The Massachusetts Institute of Technology (MIT) has announced a $1 billion initiative to reshape how the college operates and make artificial intelligence a part of its curriculum for all students. The shakeup is being made, MIT president L. Rafael Reif said, to "prepare students of today for the world of the future" and represents the biggest change to curriculum at the school since the 1950s. The effort will be spearheaded by a $350 million donation from from Blackstone investment firm CEO Stephen Schwarzman. An additional $300 million has been raised for the $1 billion project. The Stephen A. Schwarzman College of Computing will work on incorporating computing and AI into all fields of study at MIT, encouraging cross-disciplinary endeavors, and exploring ways to create a shared structure between the university's five existing schools.
Movidius, an Intel company, is transforming the future of computer vision and artificial intelligence (AI) to accelerate innovation for the next generation of smart and connected devices. By delivering low-power, high-performance SoC platforms for accelerating perceptual computing, Movidius is at the forefront of a new era of computing that enables new levels of intelligence for drones, robots, cameras, virtual and augmented reality, and other devices at the edge.
It might not be the Jetsons future you (or your parents) imagined it would be with robots and hover cars everywhere, but the robots and artificial intelligence are here. Now, MIT plans to add a $1 billion college centered around the study of it. The school has already raised some $650 million to that end. The MIT Corporation and its executive committee approved the establishment of a new college, the president of the college, L. Rafael Reif, said in an email to the community this week. The MIT Schwarzman College of Computing will be the biggest change to MIT since the early 1950s, according to the president.

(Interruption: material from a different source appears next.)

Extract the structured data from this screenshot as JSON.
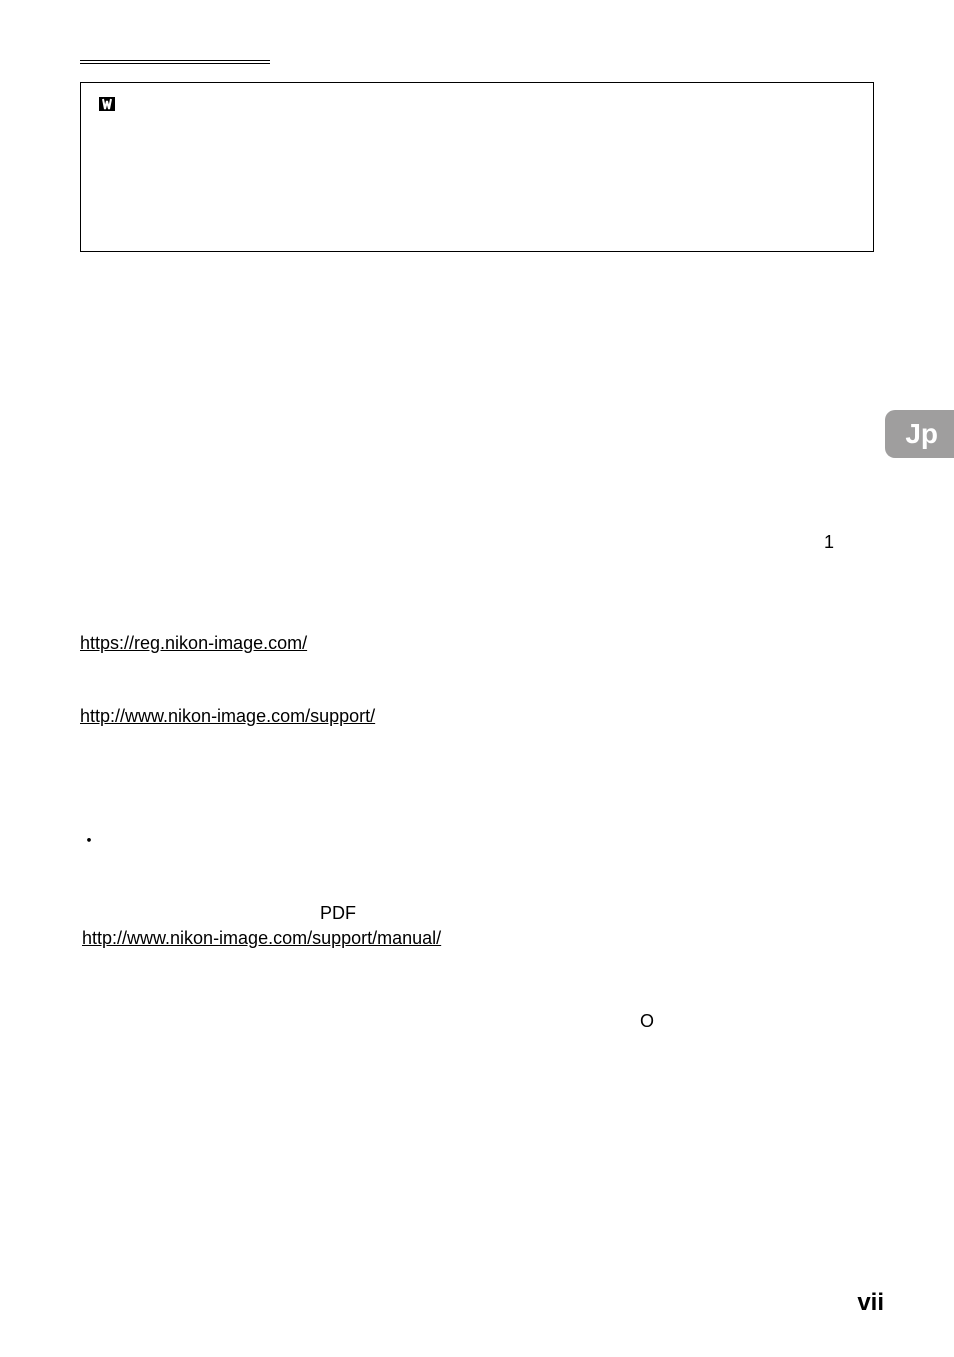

CHICAGO – Boeing Co. is creating a new unit to focus on technology that's seemingly straight out of science fiction, including super-fast computing that mimics the synapses of the human brain and hack-proof communications links based on applied quantum physics. So-called neuromorphic processing and quantum communications, two of the futuristic technologies Boeing wants to explore, may seem an odd fit for the world's largest plane-maker. But such concepts increasingly form the core of aerospace innovation, like the networks that may one day manage millions of airborne drones, said Greg Hyslop, Boeing's chief technology officer. The technology being developed around advanced computing and sensors is going to have a "profound impact" on Boeing, Hyslop said in an interview Wednesday. "We thought it's time to do this."
Businesses have entered the most rapid period of technological change in history, and artificial intelligence (AI) is on the cusp of revolutionizing the entire workforce, Ginni Rometty, chairman, president, and CEO of IBM, said in a keynote address at the 2018 Gartner Symposium/IT Expo in Orlando on Tuesday. "The pace is unabated," Rometty said. "You have to change the way you work, because this isn't going to stop." AI has become one of the great, meaningless buzzwords of our time. In this video, the Chief Data Scientist of Dun and Bradstreet explains AI in clear business terms.